I’m glad to see that most people are using MySQL 5 and 5.1. I’m not so glad to see that most people don’t know about storage engines – most are using MyISAM without even knowing it, and they don’t know there exist other engines. This is what I notice, every time I talk about storage engines, though. For the astute MySQL developer, the DevZone is known (thanks to the documentation, mainly), but the Forge is almost unheard of. Planet MySQL seems to be more popular, actually.

Arun Gupta has some nice pictures and videos of the event in general. For me, I was jet-lagged after a massive delay in my flight leaving Kuala Lumpur (plane was unserviceable), and I only mustered under three hours of sleep before addressing the large crowd of folk.

The Tech Days events for the (financial) year are winding down, and for the next (financial) year, we (MySQL/The Database Group, in general) need to plan to be first class citizens at the event. Not only in terms of talks, but we need booth space (we’re about the only Sun project lacking a booth). After all, we have interesting things to talk about: MySQL, Drizzle, MySQL Enterprise Tools/Merlin, Workbench, Proxy, Query Analyser/Quan, Cluster, Replication, DTrace, Virtualisation and the database (VirtualBox? xVM?), etc. This list is probably never ending, so some cool demos, lots of fact sheets, maybe even USB sticks of goodies (2GB sticks are dirt cheap, and loading it up with information not only make people want to get a stick, but makes them learn more – hopefully before they format it! :P).

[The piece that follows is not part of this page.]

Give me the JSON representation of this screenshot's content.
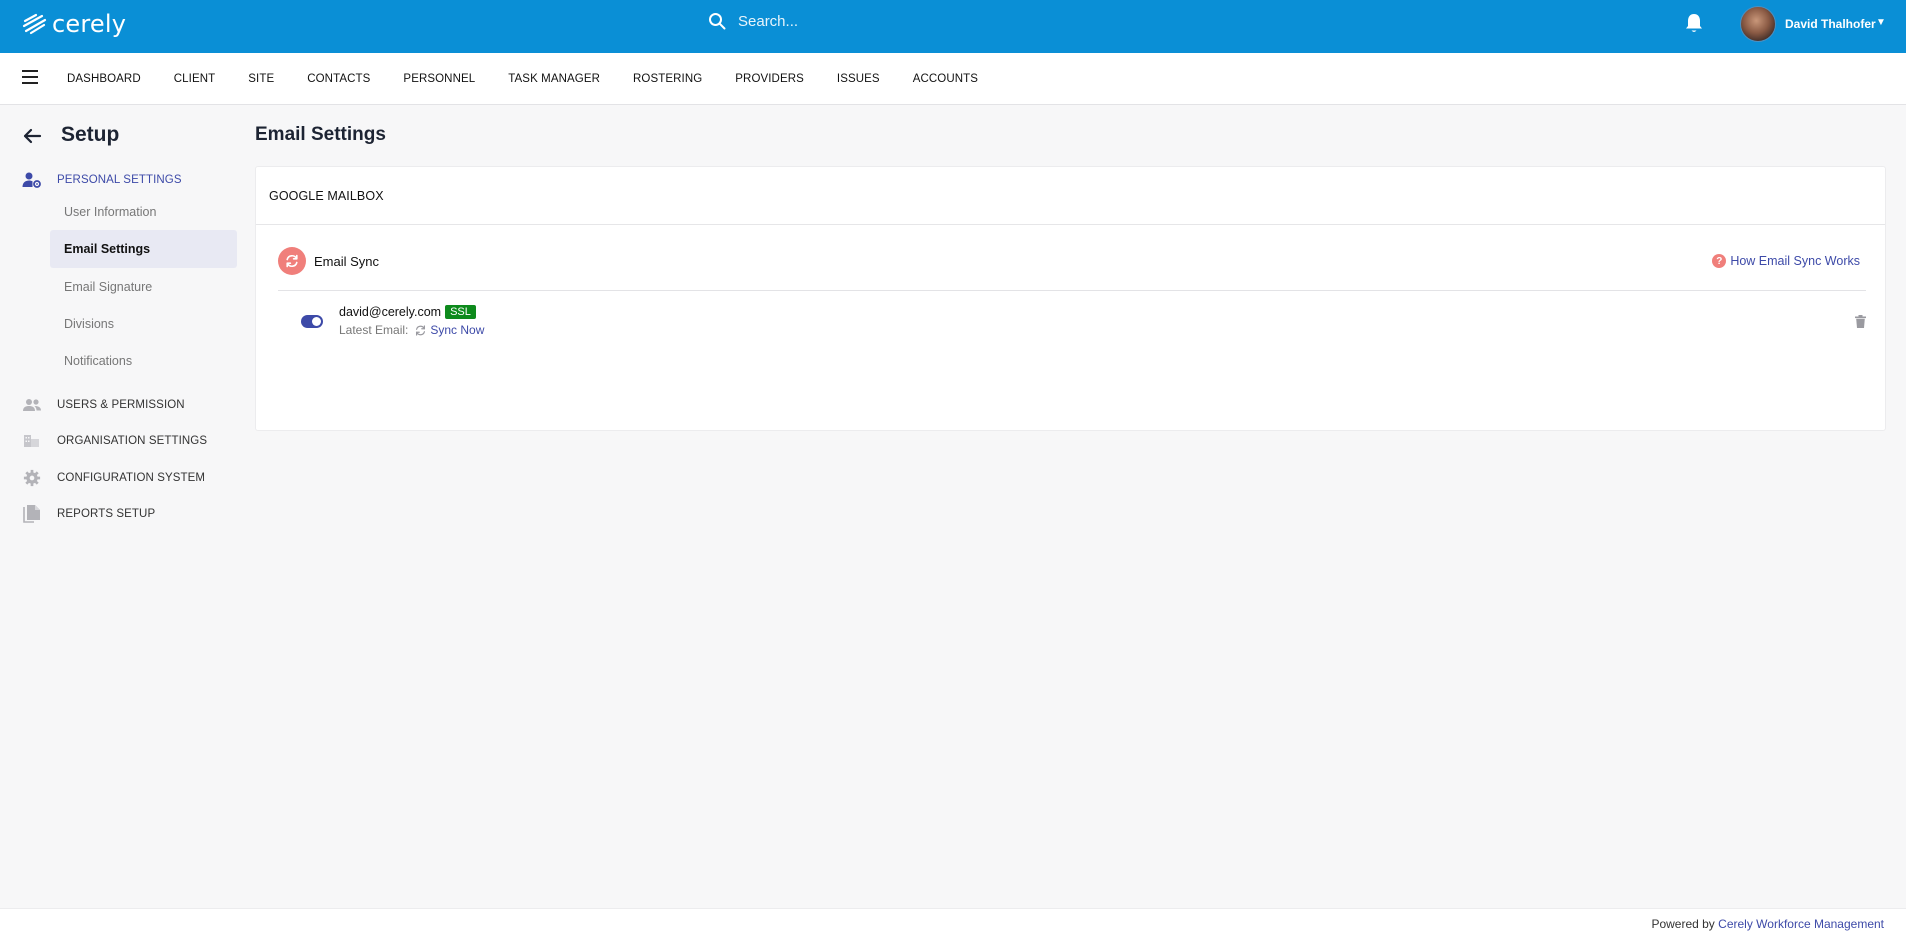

Tokyo Cabinet in MySQL?

I read Tokyo Cabinet: Beyond Key-Value Store today from one of the news sites, and it reminded me of Brian’s hack on Tokyo Cabinet == Tokyo Engine. Looking at TokyoEngine in Brian’s Mercurial repository, there have been no updates in over a year. Is anyone planning on taking up development of this? Tokyo Cabinet looks really interesting, and Brian has already started the enabling of making it a MySQL engine.